TASK PROMPT:
Across the records, how many lines contain "JSON"? Answer with the number alone.

Records from a data source
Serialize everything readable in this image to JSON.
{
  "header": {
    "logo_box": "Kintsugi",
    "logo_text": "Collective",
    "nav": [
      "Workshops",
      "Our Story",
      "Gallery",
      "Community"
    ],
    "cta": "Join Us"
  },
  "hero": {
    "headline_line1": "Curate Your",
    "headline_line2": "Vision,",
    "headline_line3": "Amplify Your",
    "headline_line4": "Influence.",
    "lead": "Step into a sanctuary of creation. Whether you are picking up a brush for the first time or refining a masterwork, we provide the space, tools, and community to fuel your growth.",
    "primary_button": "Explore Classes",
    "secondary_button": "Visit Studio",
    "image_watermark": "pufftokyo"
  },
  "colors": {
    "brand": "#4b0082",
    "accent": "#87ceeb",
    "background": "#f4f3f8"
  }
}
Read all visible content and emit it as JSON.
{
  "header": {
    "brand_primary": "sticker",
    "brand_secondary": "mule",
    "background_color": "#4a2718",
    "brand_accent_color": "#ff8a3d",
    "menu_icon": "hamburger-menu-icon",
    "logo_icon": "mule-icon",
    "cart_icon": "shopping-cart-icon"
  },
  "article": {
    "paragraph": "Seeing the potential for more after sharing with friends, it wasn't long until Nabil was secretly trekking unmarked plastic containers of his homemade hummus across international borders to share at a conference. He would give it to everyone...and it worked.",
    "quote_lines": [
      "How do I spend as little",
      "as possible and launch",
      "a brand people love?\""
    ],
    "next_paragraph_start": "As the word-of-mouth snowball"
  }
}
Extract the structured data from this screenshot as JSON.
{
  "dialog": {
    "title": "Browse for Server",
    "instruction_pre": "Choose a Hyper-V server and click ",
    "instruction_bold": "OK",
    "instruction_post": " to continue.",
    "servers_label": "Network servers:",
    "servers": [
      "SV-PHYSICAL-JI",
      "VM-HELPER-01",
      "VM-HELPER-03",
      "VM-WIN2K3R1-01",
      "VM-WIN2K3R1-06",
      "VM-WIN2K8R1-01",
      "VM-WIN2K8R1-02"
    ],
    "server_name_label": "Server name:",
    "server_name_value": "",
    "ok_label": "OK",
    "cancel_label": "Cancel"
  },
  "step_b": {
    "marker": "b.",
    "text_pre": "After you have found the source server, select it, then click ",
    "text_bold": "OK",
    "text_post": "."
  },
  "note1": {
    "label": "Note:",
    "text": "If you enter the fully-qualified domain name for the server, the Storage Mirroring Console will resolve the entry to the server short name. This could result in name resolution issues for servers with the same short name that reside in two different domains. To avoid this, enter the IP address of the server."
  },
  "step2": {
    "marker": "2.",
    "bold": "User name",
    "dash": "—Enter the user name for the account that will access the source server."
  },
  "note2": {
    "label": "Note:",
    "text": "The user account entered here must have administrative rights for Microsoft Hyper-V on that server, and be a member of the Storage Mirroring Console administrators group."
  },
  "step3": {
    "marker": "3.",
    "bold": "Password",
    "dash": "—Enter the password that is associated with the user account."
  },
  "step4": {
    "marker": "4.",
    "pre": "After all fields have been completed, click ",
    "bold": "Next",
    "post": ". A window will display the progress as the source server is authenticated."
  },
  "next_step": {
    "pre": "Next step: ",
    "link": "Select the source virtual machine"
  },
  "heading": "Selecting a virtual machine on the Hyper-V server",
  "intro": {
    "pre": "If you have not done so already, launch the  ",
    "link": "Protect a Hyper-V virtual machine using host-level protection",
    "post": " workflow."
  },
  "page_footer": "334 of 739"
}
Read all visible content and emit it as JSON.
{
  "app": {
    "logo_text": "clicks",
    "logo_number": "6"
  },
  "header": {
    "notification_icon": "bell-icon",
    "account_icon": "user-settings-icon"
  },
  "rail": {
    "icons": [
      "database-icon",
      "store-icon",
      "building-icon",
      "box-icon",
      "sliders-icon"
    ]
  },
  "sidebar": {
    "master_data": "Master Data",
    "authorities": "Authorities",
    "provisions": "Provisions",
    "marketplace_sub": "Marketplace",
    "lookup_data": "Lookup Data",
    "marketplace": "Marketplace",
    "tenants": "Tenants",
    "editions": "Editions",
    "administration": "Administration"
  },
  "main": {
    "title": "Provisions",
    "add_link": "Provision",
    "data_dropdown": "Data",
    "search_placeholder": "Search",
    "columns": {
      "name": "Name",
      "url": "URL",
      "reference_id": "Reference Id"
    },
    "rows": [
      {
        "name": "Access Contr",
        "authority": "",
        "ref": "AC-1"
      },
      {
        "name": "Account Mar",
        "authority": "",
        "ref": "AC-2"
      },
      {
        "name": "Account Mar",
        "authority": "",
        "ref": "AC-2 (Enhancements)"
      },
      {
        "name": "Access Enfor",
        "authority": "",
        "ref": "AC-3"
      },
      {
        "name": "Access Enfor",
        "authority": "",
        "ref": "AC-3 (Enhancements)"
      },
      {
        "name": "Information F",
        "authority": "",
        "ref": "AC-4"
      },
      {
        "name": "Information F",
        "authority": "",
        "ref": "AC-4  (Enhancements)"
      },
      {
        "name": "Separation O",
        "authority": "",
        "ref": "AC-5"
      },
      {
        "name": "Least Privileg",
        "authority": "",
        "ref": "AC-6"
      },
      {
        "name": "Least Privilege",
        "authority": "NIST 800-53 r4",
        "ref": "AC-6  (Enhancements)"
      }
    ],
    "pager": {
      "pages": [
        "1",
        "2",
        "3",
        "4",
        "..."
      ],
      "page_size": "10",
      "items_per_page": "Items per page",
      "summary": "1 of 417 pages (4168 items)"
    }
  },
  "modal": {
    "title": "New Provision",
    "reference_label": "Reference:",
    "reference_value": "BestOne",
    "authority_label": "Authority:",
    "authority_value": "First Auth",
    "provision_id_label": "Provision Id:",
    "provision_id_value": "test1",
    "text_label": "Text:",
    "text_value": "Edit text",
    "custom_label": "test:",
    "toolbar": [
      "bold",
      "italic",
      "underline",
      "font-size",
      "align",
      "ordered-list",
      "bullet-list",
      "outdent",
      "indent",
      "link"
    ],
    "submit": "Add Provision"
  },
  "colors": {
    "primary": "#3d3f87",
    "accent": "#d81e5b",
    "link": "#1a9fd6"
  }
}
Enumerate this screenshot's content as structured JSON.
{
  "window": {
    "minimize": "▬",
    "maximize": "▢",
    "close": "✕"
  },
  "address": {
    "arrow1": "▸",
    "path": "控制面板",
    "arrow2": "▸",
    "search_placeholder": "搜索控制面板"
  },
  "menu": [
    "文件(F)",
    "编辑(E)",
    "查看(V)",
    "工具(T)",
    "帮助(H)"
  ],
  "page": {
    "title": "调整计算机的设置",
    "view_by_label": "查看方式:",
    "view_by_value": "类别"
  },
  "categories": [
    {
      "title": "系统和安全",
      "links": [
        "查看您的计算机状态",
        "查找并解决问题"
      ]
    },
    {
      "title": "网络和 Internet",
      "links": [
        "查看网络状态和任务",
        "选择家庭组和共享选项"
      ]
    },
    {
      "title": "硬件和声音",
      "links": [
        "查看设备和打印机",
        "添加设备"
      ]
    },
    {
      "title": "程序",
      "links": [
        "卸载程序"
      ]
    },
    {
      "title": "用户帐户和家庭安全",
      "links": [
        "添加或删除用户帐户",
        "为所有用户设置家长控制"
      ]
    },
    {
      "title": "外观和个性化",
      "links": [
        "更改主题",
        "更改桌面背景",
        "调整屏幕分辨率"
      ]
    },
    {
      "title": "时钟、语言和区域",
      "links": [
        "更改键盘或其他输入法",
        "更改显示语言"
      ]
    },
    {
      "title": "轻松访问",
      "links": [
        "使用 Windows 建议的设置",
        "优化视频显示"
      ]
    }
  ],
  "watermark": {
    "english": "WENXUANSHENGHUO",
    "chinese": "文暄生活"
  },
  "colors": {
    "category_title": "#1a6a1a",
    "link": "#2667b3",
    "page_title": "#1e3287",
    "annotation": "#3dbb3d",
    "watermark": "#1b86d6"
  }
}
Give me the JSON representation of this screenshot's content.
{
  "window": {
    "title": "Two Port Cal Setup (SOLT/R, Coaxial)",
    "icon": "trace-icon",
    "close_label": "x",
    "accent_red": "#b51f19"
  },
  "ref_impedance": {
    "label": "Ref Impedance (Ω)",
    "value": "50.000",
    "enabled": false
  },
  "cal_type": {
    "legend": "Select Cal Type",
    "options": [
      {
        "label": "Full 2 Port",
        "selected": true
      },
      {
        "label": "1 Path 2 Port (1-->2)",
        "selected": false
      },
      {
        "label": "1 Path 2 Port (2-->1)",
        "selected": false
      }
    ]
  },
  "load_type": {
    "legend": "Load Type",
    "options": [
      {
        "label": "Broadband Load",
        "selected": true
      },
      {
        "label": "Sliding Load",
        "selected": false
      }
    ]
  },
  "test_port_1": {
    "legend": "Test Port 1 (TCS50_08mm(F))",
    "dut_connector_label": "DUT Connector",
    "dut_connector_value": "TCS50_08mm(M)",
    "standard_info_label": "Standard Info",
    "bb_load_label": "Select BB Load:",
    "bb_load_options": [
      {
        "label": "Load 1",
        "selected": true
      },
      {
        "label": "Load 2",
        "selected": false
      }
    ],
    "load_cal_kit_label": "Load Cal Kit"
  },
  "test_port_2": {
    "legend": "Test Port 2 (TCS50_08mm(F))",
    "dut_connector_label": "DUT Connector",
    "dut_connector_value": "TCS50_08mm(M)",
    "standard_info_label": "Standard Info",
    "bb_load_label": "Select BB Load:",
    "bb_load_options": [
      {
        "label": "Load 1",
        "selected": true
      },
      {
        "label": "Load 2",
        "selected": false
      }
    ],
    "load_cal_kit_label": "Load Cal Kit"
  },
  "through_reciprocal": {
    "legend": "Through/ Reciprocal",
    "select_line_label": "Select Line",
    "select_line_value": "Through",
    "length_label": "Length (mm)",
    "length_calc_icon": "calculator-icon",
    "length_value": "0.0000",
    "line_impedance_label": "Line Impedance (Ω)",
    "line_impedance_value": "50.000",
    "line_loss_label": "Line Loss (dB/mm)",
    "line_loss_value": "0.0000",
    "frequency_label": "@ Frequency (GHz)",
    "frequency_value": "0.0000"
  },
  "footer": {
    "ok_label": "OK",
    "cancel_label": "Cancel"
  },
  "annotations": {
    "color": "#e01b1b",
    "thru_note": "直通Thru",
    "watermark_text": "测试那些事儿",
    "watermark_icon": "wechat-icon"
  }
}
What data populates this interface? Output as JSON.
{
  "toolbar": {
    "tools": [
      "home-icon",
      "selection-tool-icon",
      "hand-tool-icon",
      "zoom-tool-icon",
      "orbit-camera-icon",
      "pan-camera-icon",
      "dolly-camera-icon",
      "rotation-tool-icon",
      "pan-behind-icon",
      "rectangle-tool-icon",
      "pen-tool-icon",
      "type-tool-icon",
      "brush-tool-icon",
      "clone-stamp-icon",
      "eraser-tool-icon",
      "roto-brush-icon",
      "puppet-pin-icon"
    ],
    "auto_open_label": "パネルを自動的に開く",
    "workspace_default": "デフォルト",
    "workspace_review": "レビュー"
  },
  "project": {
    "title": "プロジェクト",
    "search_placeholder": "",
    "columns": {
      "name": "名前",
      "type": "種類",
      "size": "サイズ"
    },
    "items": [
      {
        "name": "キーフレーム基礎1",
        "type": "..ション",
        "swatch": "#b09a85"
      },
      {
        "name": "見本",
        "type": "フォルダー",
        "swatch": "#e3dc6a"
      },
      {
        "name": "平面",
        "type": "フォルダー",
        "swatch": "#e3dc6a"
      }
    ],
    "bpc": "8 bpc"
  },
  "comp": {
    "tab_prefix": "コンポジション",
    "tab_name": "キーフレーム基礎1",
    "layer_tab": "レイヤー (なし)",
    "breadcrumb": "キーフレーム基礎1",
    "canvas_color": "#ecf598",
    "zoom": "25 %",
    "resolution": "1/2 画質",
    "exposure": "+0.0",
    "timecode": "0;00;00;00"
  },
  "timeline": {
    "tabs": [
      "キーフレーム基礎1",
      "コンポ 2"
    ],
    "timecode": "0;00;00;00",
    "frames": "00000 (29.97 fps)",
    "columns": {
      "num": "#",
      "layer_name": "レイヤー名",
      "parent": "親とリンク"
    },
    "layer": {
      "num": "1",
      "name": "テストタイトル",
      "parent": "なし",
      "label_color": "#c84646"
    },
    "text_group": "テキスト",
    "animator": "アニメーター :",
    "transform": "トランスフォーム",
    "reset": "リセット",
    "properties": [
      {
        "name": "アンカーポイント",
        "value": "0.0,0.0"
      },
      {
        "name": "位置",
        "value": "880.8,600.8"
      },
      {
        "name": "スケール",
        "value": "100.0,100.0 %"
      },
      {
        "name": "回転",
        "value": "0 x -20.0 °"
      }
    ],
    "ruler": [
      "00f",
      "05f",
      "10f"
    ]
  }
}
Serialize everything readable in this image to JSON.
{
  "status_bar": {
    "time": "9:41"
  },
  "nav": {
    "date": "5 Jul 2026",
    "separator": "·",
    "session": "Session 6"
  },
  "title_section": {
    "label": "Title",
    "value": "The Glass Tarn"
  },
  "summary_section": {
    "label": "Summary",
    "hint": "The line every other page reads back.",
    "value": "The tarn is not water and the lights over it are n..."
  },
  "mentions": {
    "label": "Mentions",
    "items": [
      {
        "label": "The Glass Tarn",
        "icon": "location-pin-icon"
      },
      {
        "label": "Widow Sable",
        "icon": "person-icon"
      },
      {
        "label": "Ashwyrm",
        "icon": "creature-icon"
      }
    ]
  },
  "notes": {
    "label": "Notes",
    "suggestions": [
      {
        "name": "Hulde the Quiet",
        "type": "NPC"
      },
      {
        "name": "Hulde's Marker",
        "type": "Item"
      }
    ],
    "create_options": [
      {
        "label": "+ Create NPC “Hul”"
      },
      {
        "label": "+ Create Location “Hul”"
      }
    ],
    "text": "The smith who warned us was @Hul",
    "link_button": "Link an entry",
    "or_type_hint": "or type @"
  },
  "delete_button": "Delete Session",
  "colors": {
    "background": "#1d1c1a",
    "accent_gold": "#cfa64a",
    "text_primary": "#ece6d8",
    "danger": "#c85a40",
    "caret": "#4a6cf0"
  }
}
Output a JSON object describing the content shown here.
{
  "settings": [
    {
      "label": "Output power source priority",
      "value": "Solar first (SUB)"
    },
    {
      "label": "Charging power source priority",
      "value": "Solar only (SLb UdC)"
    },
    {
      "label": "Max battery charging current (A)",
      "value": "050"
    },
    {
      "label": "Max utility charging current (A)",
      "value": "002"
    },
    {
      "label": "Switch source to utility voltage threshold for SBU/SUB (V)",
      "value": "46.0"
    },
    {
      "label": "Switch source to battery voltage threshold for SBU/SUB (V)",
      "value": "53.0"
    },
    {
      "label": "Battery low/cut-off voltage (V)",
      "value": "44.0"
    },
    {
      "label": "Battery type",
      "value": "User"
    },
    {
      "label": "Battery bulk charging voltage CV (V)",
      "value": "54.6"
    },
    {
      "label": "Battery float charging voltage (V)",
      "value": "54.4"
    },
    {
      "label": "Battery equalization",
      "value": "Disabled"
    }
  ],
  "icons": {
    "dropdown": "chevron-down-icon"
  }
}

ANSWER TO THE EXERCISE:
9